Set the data down again, exactly as it reads, but without the pictures.

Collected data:
--------------------
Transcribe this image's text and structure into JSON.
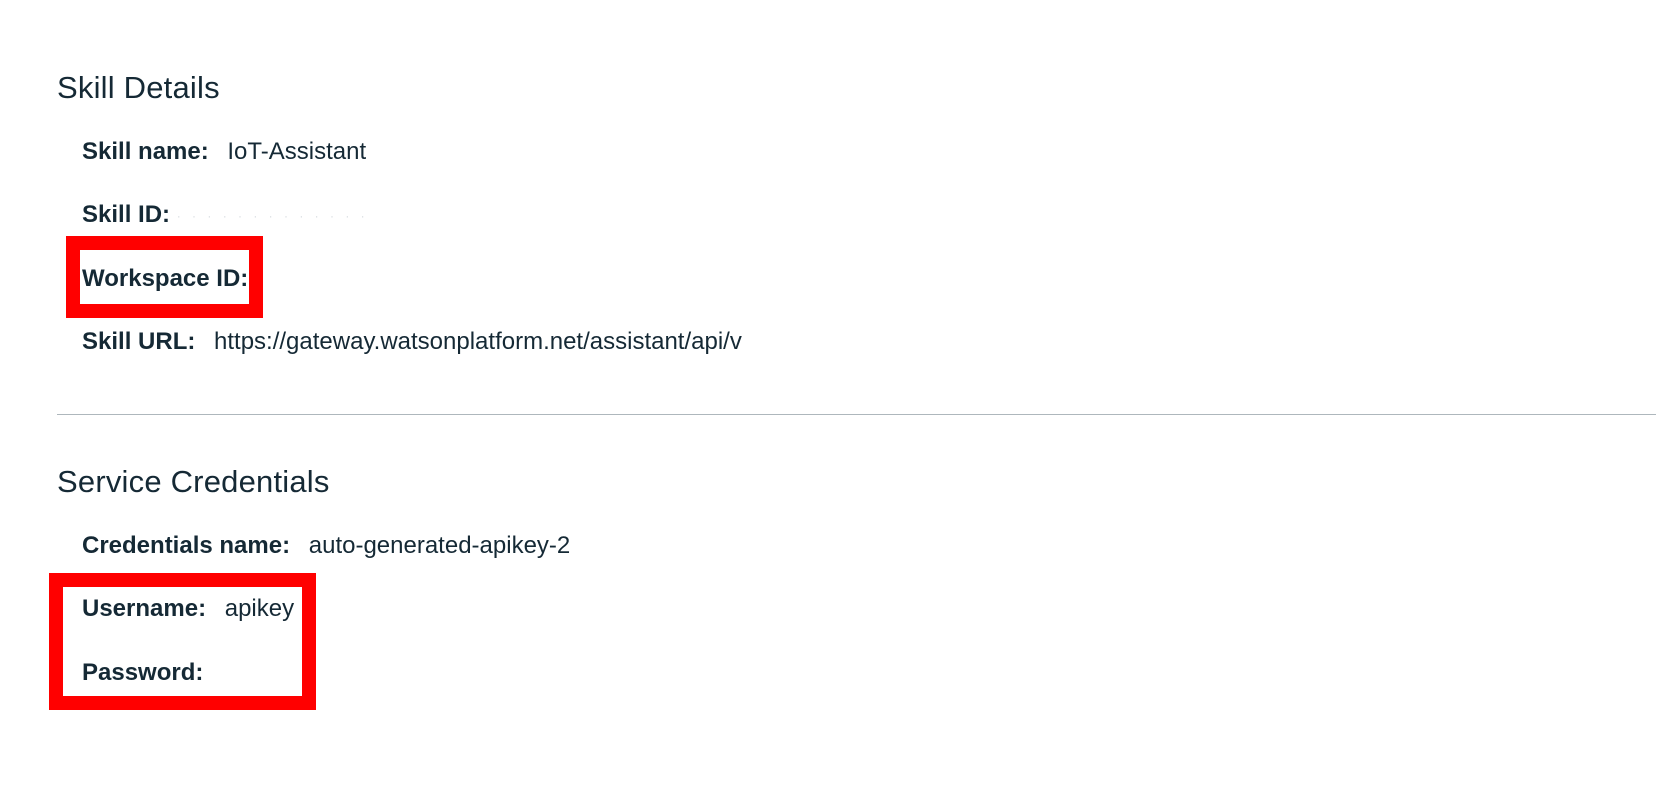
{
  "skill_details": {
    "title": "Skill Details",
    "skill_name_label": "Skill name:",
    "skill_name_value": "IoT-Assistant",
    "skill_id_label": "Skill ID:",
    "workspace_id_label": "Workspace ID:",
    "skill_url_label": "Skill URL:",
    "skill_url_value": "https://gateway.watsonplatform.net/assistant/api/v"
  },
  "service_credentials": {
    "title": "Service Credentials",
    "credentials_name_label": "Credentials name:",
    "credentials_name_value": "auto-generated-apikey-2",
    "username_label": "Username:",
    "username_value": "apikey",
    "password_label": "Password:"
  },
  "colors": {
    "highlight": "#ff0000",
    "text": "#152935",
    "divider": "#aeb7bc"
  }
}
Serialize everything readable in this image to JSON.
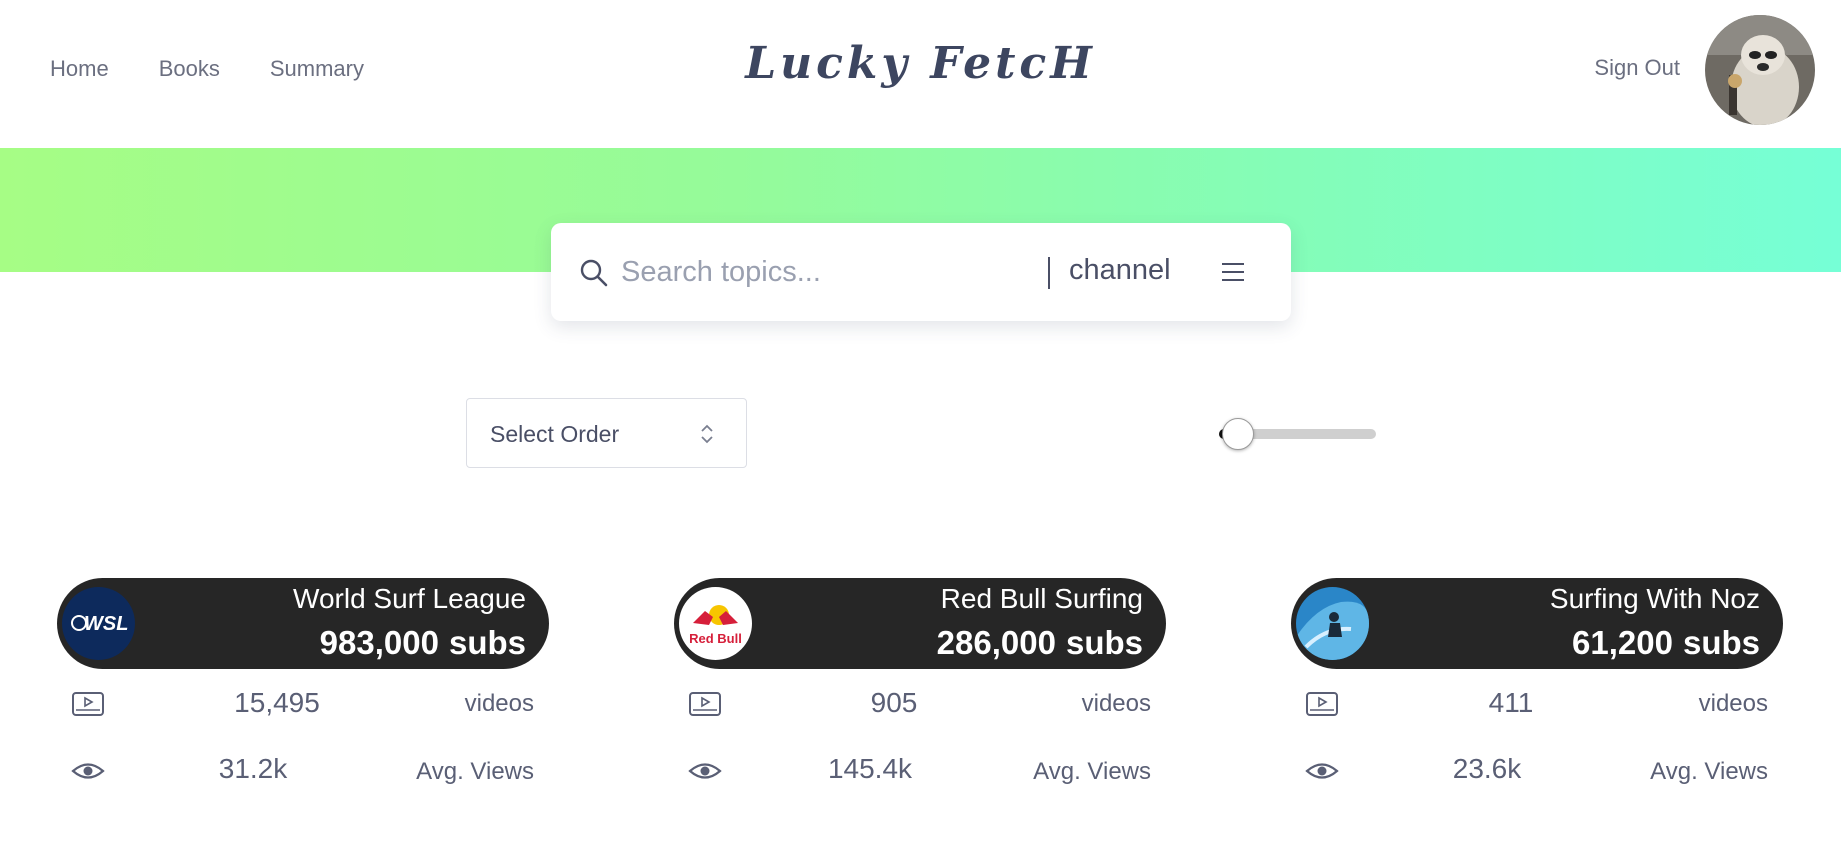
{
  "nav": {
    "home": "Home",
    "books": "Books",
    "summary": "Summary"
  },
  "brand": {
    "title": "Lucky FetcH"
  },
  "account": {
    "sign_out": "Sign Out"
  },
  "banner": {
    "gradient_start": "#a6fd85",
    "gradient_end": "#76ffd6"
  },
  "search": {
    "placeholder": "Search topics...",
    "value": "",
    "filter": "channel",
    "menu_icon": "hamburger-icon"
  },
  "order": {
    "label": "Select Order"
  },
  "slider": {
    "value_fraction": 0.02
  },
  "cards": [
    {
      "name": "World Surf League",
      "subs": "983,000",
      "subs_unit": "subs",
      "logo": {
        "text": "WSL",
        "bg": "#0d2a5c"
      },
      "videos": "15,495",
      "videos_label": "videos",
      "avg_views": "31.2k",
      "avg_views_label": "Avg. Views"
    },
    {
      "name": "Red Bull Surfing",
      "subs": "286,000",
      "subs_unit": "subs",
      "logo": {
        "text": "Red Bull",
        "bg": "#ffffff"
      },
      "videos": "905",
      "videos_label": "videos",
      "avg_views": "145.4k",
      "avg_views_label": "Avg. Views"
    },
    {
      "name": "Surfing With Noz",
      "subs": "61,200",
      "subs_unit": "subs",
      "logo": {
        "text": "",
        "bg": "#2a86c8"
      },
      "videos": "411",
      "videos_label": "videos",
      "avg_views": "23.6k",
      "avg_views_label": "Avg. Views"
    }
  ]
}
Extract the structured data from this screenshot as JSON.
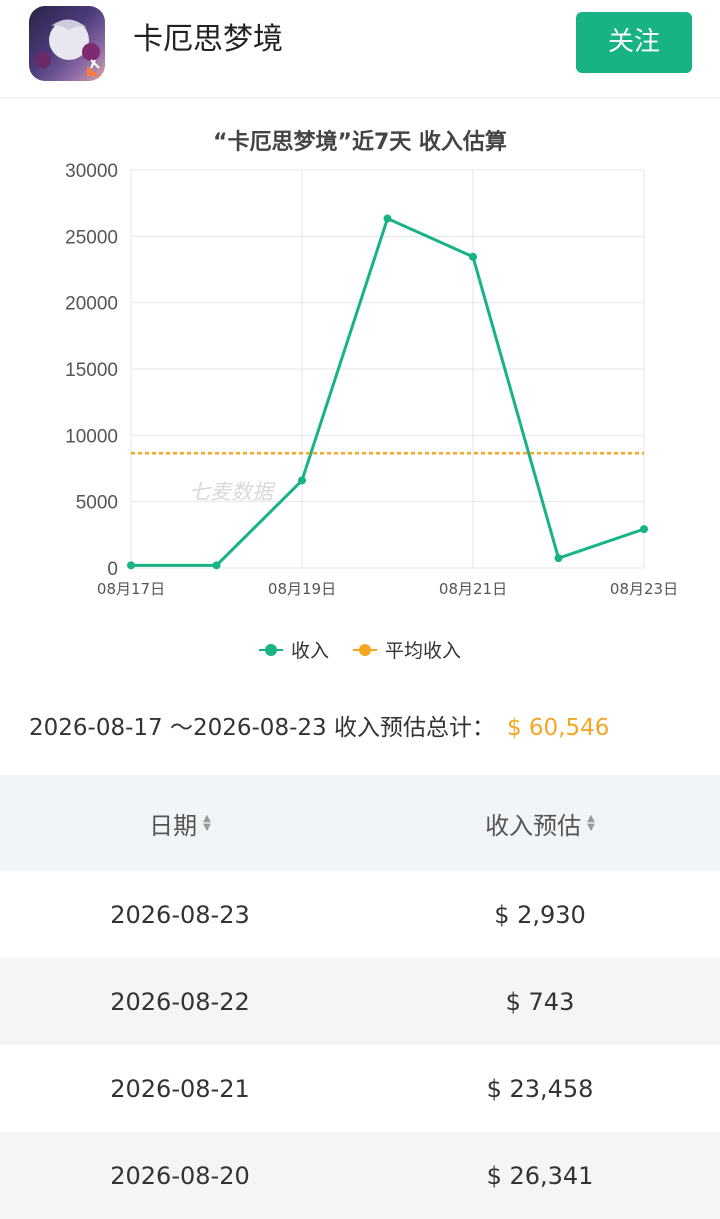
{
  "header": {
    "app_name": "卡厄思梦境",
    "follow_label": "关注"
  },
  "chart_title": "“卡厄思梦境”近7天 收入估算",
  "watermark": "七麦数据",
  "chart_data": {
    "type": "line",
    "x": [
      "08月17日",
      "08月18日",
      "08月19日",
      "08月20日",
      "08月21日",
      "08月22日",
      "08月23日"
    ],
    "x_tick_labels": [
      "08月17日",
      "08月19日",
      "08月21日",
      "08月23日"
    ],
    "series": [
      {
        "name": "收入",
        "values": [
          200,
          200,
          6600,
          26341,
          23458,
          743,
          2930
        ],
        "color": "#17b385"
      },
      {
        "name": "平均收入",
        "values": [
          8650,
          8650,
          8650,
          8650,
          8650,
          8650,
          8650
        ],
        "color": "#f5a623",
        "style": "dashed"
      }
    ],
    "ylim": [
      0,
      30000
    ],
    "y_ticks": [
      0,
      5000,
      10000,
      15000,
      20000,
      25000,
      30000
    ],
    "grid": true,
    "legend": "bottom-center"
  },
  "legend": [
    {
      "label": "收入",
      "color": "#17b385"
    },
    {
      "label": "平均收入",
      "color": "#f5a623"
    }
  ],
  "summary": {
    "label": "2026-08-17 ～2026-08-23 收入预估总计：",
    "amount": "$ 60,546"
  },
  "table": {
    "headers": [
      "日期",
      "收入预估"
    ],
    "rows": [
      [
        "2026-08-23",
        "$ 2,930"
      ],
      [
        "2026-08-22",
        "$ 743"
      ],
      [
        "2026-08-21",
        "$ 23,458"
      ],
      [
        "2026-08-20",
        "$ 26,341"
      ]
    ]
  }
}
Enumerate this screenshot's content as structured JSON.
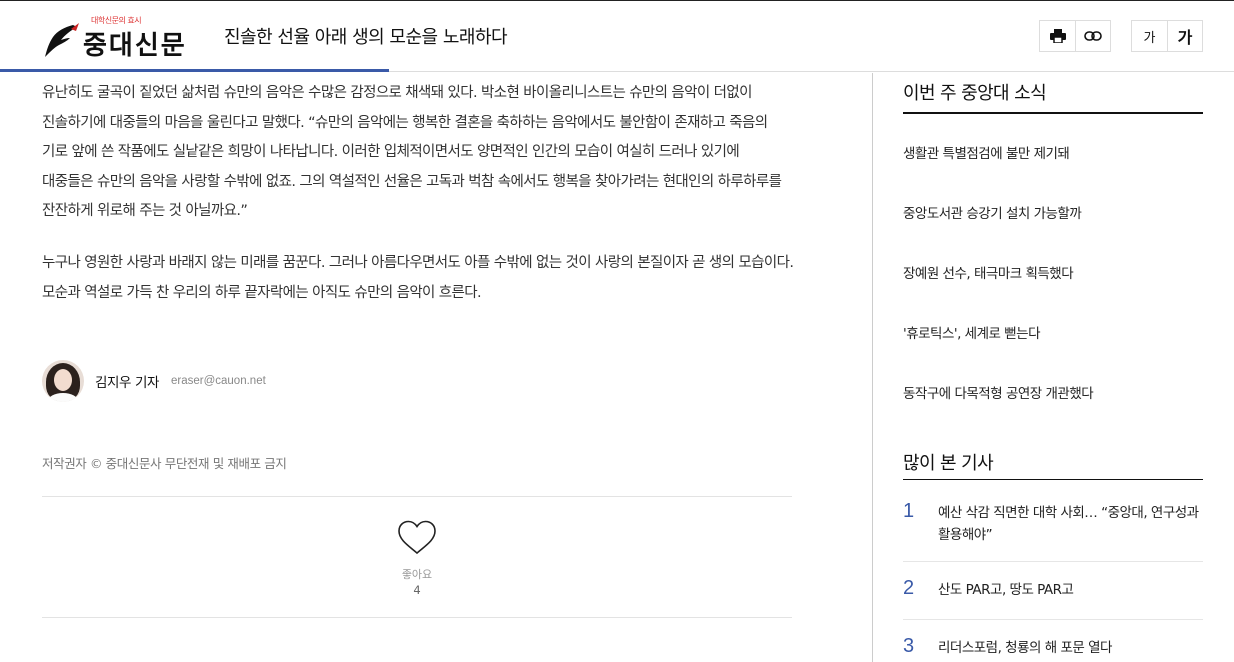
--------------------
Finished task:
Transcribe this image's text and structure into JSON.
{
  "skill_details": {
    "title": "Skill Details",
    "skill_name_label": "Skill name:",
    "skill_name_value": "IoT-Assistant",
    "skill_id_label": "Skill ID:",
    "workspace_id_label": "Workspace ID:",
    "skill_url_label": "Skill URL:",
    "skill_url_value": "https://gateway.watsonplatform.net/assistant/api/v"
  },
  "service_credentials": {
    "title": "Service Credentials",
    "credentials_name_label": "Credentials name:",
    "credentials_name_value": "auto-generated-apikey-2",
    "username_label": "Username:",
    "username_value": "apikey",
    "password_label": "Password:"
  },
  "colors": {
    "highlight": "#ff0000",
    "text": "#152935",
    "divider": "#aeb7bc"
  }
}
Serialize everything readable in this image to JSON.
{
  "nav": {
    "home": "Home",
    "books": "Books",
    "summary": "Summary"
  },
  "brand": {
    "title": "Lucky FetcH"
  },
  "account": {
    "sign_out": "Sign Out"
  },
  "banner": {
    "gradient_start": "#a6fd85",
    "gradient_end": "#76ffd6"
  },
  "search": {
    "placeholder": "Search topics...",
    "value": "",
    "filter": "channel",
    "menu_icon": "hamburger-icon"
  },
  "order": {
    "label": "Select Order"
  },
  "slider": {
    "value_fraction": 0.02
  },
  "cards": [
    {
      "name": "World Surf League",
      "subs": "983,000",
      "subs_unit": "subs",
      "logo": {
        "text": "WSL",
        "bg": "#0d2a5c"
      },
      "videos": "15,495",
      "videos_label": "videos",
      "avg_views": "31.2k",
      "avg_views_label": "Avg. Views"
    },
    {
      "name": "Red Bull Surfing",
      "subs": "286,000",
      "subs_unit": "subs",
      "logo": {
        "text": "Red Bull",
        "bg": "#ffffff"
      },
      "videos": "905",
      "videos_label": "videos",
      "avg_views": "145.4k",
      "avg_views_label": "Avg. Views"
    },
    {
      "name": "Surfing With Noz",
      "subs": "61,200",
      "subs_unit": "subs",
      "logo": {
        "text": "",
        "bg": "#2a86c8"
      },
      "videos": "411",
      "videos_label": "videos",
      "avg_views": "23.6k",
      "avg_views_label": "Avg. Views"
    }
  ]
}
Extract the structured data from this screenshot as JSON.
{
  "header": {
    "app_name": "卡厄思梦境",
    "follow_label": "关注"
  },
  "chart_title": "“卡厄思梦境”近7天 收入估算",
  "watermark": "七麦数据",
  "chart_data": {
    "type": "line",
    "x": [
      "08月17日",
      "08月18日",
      "08月19日",
      "08月20日",
      "08月21日",
      "08月22日",
      "08月23日"
    ],
    "x_tick_labels": [
      "08月17日",
      "08月19日",
      "08月21日",
      "08月23日"
    ],
    "series": [
      {
        "name": "收入",
        "values": [
          200,
          200,
          6600,
          26341,
          23458,
          743,
          2930
        ],
        "color": "#17b385"
      },
      {
        "name": "平均收入",
        "values": [
          8650,
          8650,
          8650,
          8650,
          8650,
          8650,
          8650
        ],
        "color": "#f5a623",
        "style": "dashed"
      }
    ],
    "ylim": [
      0,
      30000
    ],
    "y_ticks": [
      0,
      5000,
      10000,
      15000,
      20000,
      25000,
      30000
    ],
    "grid": true,
    "legend": "bottom-center"
  },
  "legend": [
    {
      "label": "收入",
      "color": "#17b385"
    },
    {
      "label": "平均收入",
      "color": "#f5a623"
    }
  ],
  "summary": {
    "label": "2026-08-17 ～2026-08-23 收入预估总计：",
    "amount": "$ 60,546"
  },
  "table": {
    "headers": [
      "日期",
      "收入预估"
    ],
    "rows": [
      [
        "2026-08-23",
        "$ 2,930"
      ],
      [
        "2026-08-22",
        "$ 743"
      ],
      [
        "2026-08-21",
        "$ 23,458"
      ],
      [
        "2026-08-20",
        "$ 26,341"
      ]
    ]
  }
}
Enumerate this screenshot's content as structured JSON.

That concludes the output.